Ameren Illinois, one of the state's largest electric and gas delivery companies, has filed plans for electric and gas rate increases.
The Illinois Commerce Commission will review the requests for a $160.4 million gas rate hike over a year and a four-year $435.6 million electric increase.
The reasons for the requests are multi-fold, Ameren communications director Tucker Kennedy said Thursday. It partially stems from a requirement in the Climate and Equitable Jobs Act, a green energy package that puts the state on track to be 100% carbon-free with its energy sources by 2050.
The act, passed by the General Assembly and signed by Gov. JB Pritzker in 2021, requires electric utility companies like Ameren serving more than 500,000 retail customers in Illinois to file a multi-year integrated grid plan - 2023 through 2027 - with the ICC.
Kennedy said the plan will allow Ameren to ensure the integrity of its grid in bouts of extreme weather, while preparing for the transition to clean energy.
What has concerned groups such as the Citizens Utility Board is already high rates following an increase last year. Starting in June 2022, an average Ameren customer saw a $52 monthly increase in how much they pay in the power supply portion of their bill.
Related:Ameren Illinois customers may see $600 increase in their annual electric bill. Here's why
Kennedy said the supply and demand challenge, especially in downstate areas, is driving the increases. COVID-19, war in Ukraine, and the CEJA standard to shut down coal-powered facilities in the state also are factors.
"When you have high demand and supply is restrained, we're seeing pretty significant increases in the cost of energy," he said.
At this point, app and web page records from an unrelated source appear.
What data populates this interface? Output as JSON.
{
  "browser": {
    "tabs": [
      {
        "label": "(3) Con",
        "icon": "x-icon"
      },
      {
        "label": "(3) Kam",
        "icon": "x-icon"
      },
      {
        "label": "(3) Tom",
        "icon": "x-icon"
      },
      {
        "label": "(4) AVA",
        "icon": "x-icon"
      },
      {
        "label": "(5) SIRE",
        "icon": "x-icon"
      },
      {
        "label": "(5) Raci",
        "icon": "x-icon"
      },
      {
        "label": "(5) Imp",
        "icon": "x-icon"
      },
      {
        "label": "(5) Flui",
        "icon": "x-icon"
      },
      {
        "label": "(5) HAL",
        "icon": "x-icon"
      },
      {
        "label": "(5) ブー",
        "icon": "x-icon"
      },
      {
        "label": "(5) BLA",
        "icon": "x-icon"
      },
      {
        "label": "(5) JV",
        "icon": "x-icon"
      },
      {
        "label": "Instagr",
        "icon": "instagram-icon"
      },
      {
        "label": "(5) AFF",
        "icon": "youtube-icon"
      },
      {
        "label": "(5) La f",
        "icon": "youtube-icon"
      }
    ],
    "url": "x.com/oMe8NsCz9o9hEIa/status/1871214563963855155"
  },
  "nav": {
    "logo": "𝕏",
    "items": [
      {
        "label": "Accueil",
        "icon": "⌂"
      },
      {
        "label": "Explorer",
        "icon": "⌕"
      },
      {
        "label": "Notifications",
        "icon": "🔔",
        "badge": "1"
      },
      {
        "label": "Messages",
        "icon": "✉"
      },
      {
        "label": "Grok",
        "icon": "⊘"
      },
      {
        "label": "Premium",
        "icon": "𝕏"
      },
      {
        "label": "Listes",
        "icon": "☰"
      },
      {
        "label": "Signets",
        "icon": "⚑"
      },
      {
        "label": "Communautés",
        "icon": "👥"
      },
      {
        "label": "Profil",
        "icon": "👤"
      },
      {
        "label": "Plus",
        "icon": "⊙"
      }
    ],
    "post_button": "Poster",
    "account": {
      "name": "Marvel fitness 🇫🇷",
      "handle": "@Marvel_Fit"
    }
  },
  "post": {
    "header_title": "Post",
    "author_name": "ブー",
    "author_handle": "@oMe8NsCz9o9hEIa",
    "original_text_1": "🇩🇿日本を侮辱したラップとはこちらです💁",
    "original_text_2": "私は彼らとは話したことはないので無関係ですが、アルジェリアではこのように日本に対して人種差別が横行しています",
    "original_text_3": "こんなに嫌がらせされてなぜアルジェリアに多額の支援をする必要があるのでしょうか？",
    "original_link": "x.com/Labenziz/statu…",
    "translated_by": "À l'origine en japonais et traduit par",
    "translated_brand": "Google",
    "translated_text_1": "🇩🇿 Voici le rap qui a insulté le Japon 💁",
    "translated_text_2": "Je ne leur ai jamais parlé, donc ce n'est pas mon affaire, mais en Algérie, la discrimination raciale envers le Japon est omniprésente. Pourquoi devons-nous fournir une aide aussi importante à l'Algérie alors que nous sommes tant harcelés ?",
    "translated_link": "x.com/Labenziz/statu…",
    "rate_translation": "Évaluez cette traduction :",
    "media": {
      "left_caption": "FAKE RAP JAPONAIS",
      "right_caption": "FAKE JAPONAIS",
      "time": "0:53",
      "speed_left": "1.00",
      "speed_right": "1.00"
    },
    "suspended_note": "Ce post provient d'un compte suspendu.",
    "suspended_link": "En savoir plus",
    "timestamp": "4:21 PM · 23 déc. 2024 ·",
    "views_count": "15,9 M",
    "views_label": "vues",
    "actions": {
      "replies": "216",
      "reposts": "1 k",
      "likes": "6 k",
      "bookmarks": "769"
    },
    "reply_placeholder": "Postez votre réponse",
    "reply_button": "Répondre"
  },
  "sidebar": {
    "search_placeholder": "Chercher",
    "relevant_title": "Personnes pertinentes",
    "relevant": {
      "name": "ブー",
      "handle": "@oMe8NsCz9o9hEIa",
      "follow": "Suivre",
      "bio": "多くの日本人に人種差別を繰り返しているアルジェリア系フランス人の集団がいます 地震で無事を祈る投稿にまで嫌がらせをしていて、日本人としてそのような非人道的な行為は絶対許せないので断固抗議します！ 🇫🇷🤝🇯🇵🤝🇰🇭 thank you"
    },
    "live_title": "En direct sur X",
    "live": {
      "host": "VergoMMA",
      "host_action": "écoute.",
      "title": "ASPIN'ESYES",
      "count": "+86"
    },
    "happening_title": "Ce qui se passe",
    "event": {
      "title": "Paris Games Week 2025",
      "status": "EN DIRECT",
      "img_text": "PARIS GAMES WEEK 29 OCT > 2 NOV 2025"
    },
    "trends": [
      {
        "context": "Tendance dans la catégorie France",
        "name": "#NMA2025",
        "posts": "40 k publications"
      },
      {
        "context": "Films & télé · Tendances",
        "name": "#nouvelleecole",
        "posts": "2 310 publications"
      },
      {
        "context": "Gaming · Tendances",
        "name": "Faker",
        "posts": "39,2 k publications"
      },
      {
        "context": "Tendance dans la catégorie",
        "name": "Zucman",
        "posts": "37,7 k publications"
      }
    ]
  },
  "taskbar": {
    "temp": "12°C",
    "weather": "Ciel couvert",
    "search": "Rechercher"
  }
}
Ameren projected a more than 25% increase in energy costs for customers this winter. The utility company covers three-quarters of the state and serves 1.2 million electric and 816,000 natural gas customers in central and southern Illinois per its website.
More:With energy bills expected to rise this winter, here are some ways to save money
Kennedy said a customer's bill covers supply and delivery costs and Ameren does not profit from the increased rates. The utility is the energy delivery provider with the cost making up less than half of the typical monthly bill, according to documents shared with The State Journal-Register.
The CUB, a nonpartisan non-profit advocating for residential utility customers, has been active in its opposition to the proposed rate hikes with two petitions for the ICC to reject the proposals.
“This is awful news for Ameren customers who already were suffering under some of the highest electric and gas supply prices in Illinois history as well as earlier Ameren rate hikes,” CUB Executive Director David Kolata said in a statement. “CUB will do a thorough review of Ameren’s rate cases, and we will challenge every penny Ameren can’t justify.”
Ameren's request will go through an 11-month ICC review including public comment before a decision in December.
The state of Illinois offers a low-income home energy assistance program to help households struggling to pay utility bills. Eligible customers have until May 31 or until funding runs out to apply.
In Sangamon County, people can contact the Sangamon County Department of Community Resources or visit helpillinoisfamilies.com.
Contact Patrick Keck: 312-549-9340, firstname.lastname@example.org, twitter.com/@pkeckreporter.
This article originally appeared on State Journal-Register: Ameren Illinois cites clean energy act, COVID-19, war for electric, gas rate hike request